• Task prompt: From the data below, return each line in which the string "number" is found.

• Excerpted data:

++++

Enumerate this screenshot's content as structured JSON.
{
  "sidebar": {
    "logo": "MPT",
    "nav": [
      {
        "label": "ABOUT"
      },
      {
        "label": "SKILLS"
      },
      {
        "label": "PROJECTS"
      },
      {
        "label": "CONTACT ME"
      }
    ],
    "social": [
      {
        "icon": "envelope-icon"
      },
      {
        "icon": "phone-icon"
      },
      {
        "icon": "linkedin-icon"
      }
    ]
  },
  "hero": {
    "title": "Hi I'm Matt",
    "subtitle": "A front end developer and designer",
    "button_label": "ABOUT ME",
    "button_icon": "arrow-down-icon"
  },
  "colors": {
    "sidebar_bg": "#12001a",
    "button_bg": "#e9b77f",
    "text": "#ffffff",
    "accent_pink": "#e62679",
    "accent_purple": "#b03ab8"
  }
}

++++

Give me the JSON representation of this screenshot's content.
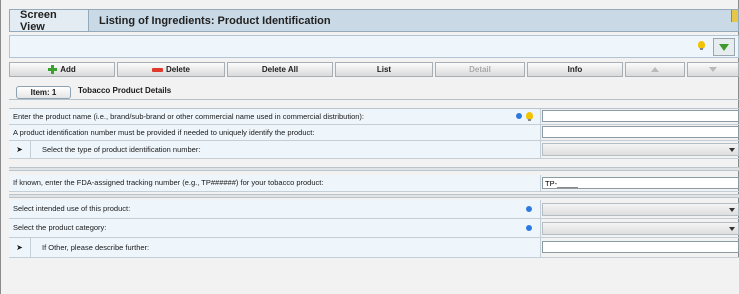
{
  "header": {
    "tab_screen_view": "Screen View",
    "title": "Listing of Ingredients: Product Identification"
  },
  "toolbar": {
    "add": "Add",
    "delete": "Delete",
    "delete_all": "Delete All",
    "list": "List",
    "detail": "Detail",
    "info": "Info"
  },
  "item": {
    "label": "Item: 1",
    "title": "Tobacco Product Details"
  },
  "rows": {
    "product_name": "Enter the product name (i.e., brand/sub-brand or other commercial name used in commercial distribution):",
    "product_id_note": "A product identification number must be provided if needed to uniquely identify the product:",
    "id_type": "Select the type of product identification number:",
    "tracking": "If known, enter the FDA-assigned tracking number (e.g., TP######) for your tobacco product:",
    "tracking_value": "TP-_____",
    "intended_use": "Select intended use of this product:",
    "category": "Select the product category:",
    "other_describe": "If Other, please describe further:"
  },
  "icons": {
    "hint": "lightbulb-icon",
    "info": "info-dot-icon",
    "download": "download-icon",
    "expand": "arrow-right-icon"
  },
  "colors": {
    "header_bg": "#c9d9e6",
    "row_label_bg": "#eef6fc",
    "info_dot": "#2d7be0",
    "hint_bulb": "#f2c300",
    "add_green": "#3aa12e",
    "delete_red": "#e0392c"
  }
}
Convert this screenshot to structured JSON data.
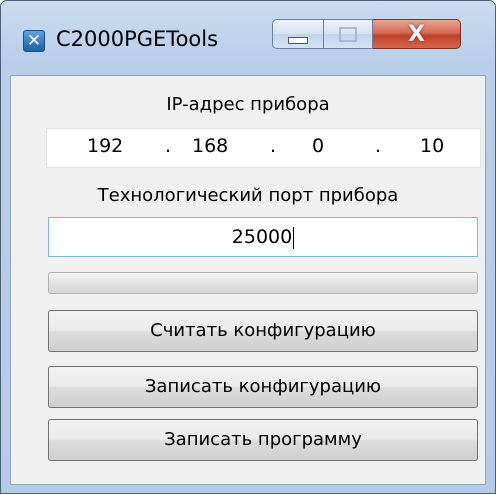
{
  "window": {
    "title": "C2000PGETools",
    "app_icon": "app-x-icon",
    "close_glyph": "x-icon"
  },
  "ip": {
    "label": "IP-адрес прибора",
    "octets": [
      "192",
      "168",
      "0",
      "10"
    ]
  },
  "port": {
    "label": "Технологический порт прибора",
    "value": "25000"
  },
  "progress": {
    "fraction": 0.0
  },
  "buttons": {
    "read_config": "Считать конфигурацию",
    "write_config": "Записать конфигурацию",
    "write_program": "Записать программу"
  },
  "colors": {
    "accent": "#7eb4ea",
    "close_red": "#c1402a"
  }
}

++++

• Expected answer:
    "product_id_note": "A product identification number must be provided if needed to uniquely identify the product:",
    "id_type": "Select the type of product identification number:",
    "tracking": "If known, enter the FDA-assigned tracking number (e.g., TP######) for your tobacco product:",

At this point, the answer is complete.